Instagram’s user profile is the second component of the site that is concerned with how gender and sexuality are socially defined, following the profile photo. The profile image, username, given name, and space for any extra text are all displayed together at the top of an Instagram user’s feed in a single column at the top of the page. By employing this option, users may customize their feed and upload information about themselves to other users, which is beneficial. It is also possible to supply personal information about a person, such as his or her date of birth and place of residence. It is also possible to incorporate other information, such as a person’s selected tags and hobbies. Several pieces of information about a person’s personal identity may be derived from their profile, including the sort of work the person has, the gender of the individual, as well as the individual’s age and gender.
The ability to follow other Instagram profiles is available to users of the platform. By following another account, it is possible to read their stuff in a tailored feed of items from everyone you follow, while still keeping the structure of friends and followers. A user may check who else is following them by clicking on the following button on their profile page. As a result, anyone with access to other accounts that someone else follows will be able to see what they are following. Although they may not know each other, it is usual for users to follow one another in order to give support.
As a result, the postings from their respective Instagram accounts will appear in their own Instagram feeds. When it comes to superstars, the contrary is frequently true: despite having many followers, they only follow a little proportion of people who do follow them back. In reality, it does imply that, while a great number of people will see what a celebrity publishes on Instagram, the celebrity will only see what the accounts they follow post on their own account.

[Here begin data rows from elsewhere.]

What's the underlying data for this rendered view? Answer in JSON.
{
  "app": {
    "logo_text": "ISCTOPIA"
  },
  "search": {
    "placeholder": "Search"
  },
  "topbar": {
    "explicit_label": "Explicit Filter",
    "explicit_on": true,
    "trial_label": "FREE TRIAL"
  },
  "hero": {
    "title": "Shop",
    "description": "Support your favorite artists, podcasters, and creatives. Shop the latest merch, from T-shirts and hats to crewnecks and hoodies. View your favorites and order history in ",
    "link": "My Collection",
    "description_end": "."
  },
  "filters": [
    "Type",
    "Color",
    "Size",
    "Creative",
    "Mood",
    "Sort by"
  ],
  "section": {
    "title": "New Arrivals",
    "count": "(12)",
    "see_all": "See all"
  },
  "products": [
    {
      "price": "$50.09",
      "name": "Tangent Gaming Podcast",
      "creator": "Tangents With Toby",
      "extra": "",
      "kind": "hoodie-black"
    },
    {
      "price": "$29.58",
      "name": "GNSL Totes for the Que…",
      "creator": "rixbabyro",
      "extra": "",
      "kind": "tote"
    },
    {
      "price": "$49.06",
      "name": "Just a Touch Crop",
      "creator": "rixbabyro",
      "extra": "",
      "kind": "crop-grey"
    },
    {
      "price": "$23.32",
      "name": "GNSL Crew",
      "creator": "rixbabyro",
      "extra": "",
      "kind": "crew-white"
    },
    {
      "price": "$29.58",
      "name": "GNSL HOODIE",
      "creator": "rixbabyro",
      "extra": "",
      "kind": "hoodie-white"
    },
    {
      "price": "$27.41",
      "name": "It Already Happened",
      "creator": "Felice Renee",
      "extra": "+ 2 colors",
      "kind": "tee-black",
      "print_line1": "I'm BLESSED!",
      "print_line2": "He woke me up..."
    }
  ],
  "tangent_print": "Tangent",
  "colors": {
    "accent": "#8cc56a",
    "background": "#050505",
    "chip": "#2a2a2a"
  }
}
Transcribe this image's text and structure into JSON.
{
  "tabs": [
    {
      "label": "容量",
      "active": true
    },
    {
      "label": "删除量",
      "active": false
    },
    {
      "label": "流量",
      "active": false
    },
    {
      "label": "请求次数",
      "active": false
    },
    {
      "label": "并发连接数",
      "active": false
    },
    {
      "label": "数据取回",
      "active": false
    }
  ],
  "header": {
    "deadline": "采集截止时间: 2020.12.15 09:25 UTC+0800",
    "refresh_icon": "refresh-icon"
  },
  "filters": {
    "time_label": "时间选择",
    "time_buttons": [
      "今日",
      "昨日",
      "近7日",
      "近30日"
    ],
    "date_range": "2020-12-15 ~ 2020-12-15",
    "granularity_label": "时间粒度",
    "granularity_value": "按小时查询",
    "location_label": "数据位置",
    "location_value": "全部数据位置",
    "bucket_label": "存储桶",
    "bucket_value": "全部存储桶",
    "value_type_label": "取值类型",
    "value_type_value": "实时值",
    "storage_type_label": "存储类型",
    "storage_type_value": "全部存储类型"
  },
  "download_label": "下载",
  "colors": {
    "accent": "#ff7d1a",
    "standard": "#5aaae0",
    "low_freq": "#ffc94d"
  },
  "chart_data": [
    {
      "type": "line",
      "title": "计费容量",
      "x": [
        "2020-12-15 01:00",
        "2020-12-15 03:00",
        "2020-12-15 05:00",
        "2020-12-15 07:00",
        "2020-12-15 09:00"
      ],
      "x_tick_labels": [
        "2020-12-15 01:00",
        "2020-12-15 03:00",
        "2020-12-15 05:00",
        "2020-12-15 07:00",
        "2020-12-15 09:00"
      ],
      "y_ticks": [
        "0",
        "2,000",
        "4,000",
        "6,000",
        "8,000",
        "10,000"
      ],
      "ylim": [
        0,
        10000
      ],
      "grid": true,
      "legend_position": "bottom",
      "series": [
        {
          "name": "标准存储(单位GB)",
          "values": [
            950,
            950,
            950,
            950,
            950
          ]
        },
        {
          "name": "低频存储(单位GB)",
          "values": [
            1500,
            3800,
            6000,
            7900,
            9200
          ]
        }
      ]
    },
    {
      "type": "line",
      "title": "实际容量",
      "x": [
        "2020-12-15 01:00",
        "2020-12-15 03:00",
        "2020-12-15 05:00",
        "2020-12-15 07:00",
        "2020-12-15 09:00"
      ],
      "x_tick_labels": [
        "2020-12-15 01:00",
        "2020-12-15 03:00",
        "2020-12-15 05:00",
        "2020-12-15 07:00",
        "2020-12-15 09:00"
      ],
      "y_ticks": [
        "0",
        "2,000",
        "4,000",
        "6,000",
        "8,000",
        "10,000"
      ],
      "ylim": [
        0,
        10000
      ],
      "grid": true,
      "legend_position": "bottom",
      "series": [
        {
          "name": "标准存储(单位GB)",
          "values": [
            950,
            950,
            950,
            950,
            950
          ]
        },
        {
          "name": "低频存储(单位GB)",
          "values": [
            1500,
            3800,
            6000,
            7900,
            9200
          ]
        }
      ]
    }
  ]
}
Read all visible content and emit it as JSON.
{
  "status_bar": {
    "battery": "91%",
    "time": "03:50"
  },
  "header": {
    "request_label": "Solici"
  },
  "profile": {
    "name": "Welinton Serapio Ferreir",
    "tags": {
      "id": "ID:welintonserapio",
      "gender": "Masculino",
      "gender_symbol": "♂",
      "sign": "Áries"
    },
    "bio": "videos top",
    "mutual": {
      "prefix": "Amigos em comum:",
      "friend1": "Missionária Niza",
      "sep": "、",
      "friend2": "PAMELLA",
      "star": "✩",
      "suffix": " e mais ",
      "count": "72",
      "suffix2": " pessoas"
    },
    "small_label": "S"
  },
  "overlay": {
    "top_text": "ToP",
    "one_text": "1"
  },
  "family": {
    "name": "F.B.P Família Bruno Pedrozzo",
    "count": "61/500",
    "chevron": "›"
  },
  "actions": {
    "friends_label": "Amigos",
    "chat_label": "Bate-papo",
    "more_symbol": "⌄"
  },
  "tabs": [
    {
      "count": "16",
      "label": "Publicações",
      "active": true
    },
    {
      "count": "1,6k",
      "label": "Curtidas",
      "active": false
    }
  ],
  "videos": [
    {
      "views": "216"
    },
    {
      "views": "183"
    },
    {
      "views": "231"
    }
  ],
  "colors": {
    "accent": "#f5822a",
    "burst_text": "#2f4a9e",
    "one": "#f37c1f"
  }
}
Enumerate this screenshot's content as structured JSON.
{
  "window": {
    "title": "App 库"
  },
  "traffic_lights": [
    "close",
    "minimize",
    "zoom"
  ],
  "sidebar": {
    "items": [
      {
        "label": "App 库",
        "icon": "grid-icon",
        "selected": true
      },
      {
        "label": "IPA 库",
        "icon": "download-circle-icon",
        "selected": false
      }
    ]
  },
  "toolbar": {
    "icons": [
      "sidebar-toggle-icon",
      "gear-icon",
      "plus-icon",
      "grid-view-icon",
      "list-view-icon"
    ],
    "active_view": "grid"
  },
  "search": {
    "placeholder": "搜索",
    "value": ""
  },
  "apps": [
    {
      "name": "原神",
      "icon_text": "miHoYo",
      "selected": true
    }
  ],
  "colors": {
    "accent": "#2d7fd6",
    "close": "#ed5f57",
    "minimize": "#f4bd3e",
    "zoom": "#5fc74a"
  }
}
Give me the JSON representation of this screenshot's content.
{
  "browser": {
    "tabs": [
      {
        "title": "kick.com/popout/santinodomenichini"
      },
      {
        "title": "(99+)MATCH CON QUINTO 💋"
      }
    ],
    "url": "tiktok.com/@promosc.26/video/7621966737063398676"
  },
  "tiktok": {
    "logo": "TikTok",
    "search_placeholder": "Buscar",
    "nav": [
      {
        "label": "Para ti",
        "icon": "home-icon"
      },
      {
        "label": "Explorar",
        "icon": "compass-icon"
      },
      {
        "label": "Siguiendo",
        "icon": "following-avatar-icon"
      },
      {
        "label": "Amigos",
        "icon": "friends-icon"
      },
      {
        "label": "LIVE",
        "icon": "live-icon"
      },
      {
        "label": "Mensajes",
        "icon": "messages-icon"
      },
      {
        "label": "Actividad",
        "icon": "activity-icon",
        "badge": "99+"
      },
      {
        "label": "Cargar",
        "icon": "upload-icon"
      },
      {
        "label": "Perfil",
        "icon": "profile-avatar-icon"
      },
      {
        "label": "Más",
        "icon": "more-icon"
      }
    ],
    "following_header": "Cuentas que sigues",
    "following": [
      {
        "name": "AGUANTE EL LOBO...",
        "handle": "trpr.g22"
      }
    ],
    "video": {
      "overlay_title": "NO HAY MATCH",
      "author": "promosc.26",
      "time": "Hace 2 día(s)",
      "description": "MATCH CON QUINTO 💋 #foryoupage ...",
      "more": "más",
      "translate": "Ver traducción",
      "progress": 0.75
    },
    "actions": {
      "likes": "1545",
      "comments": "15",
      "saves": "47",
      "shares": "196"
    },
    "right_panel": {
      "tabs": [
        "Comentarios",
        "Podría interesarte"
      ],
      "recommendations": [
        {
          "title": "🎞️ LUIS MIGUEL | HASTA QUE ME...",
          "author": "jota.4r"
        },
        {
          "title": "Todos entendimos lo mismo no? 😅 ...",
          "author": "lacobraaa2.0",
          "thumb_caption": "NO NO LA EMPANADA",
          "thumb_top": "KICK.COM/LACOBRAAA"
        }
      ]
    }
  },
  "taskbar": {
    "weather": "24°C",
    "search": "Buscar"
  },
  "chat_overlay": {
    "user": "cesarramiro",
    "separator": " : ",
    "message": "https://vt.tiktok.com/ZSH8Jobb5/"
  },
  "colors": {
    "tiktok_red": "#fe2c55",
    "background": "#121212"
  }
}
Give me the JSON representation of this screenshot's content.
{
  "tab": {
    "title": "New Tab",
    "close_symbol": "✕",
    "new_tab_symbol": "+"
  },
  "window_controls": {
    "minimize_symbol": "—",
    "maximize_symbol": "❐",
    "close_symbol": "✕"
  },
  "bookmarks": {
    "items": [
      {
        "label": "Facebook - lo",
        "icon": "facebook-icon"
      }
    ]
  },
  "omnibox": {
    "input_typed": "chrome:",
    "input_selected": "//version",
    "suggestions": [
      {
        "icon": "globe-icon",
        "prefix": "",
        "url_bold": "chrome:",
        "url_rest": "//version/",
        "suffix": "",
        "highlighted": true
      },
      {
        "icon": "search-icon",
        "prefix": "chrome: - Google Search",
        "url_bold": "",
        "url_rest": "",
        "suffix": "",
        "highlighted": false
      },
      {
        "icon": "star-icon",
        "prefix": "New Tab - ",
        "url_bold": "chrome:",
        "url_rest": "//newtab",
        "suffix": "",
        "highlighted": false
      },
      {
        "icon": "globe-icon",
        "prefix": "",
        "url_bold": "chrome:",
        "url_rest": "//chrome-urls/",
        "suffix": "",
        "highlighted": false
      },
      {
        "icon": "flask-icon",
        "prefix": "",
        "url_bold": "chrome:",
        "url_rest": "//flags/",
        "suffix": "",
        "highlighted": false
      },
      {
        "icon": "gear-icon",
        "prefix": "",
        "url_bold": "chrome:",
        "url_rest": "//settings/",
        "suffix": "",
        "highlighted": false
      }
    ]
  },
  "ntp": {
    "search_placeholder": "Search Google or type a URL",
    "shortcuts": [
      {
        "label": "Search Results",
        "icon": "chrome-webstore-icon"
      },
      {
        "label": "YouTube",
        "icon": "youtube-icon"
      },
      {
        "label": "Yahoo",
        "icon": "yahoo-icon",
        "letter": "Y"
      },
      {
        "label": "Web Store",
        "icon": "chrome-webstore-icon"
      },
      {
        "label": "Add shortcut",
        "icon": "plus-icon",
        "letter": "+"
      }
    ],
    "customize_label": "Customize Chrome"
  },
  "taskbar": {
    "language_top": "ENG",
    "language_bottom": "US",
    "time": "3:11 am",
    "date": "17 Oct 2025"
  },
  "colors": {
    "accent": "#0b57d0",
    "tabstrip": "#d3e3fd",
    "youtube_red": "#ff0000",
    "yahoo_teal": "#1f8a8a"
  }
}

A person’s relational identity is formed through the public display of which and how many accounts they follow, as well as the public display of how many accounts follow them. This is accomplished by allowing the association of other accounts with which a user who wishes to link with. It has been demonstrated by her friends and followers that this is an example of gender and sexuality performances that both conform to and violate the expectations of the social system.
Finally, recognizing Instagram’s function in identity construction has the potential to have a big influence on the portrayal of disadvantaged and varied identities on the social media platform. Moreover, research such as this one will elicit greater inquiry and discussion about the value of online platforms for individuals who would otherwise be unable to appreciate, explore, find, and/or celebrate their identities because they lack a sense of safety and community.
As a result of cultural expectations, gender and sexuality performances culminate in the discovery of one’s own identity, a luxury that everyone should have the opportunity to enjoy. It is imperative that we do all in our ability to guarantee that all voices and personalities are treated on an equal footing in an increasingly linked globe.
Lorber, J. (1994). Night To His Day: The Social Construction of Gender. In Paradoxes of gender. New Haven: Yale University Press
Blow, Charles M. “Michael Brown and Black Men.” New York Times 14 Aug. 2014: NA(L). Business Insights: Essentials. Web. 10 June 2021.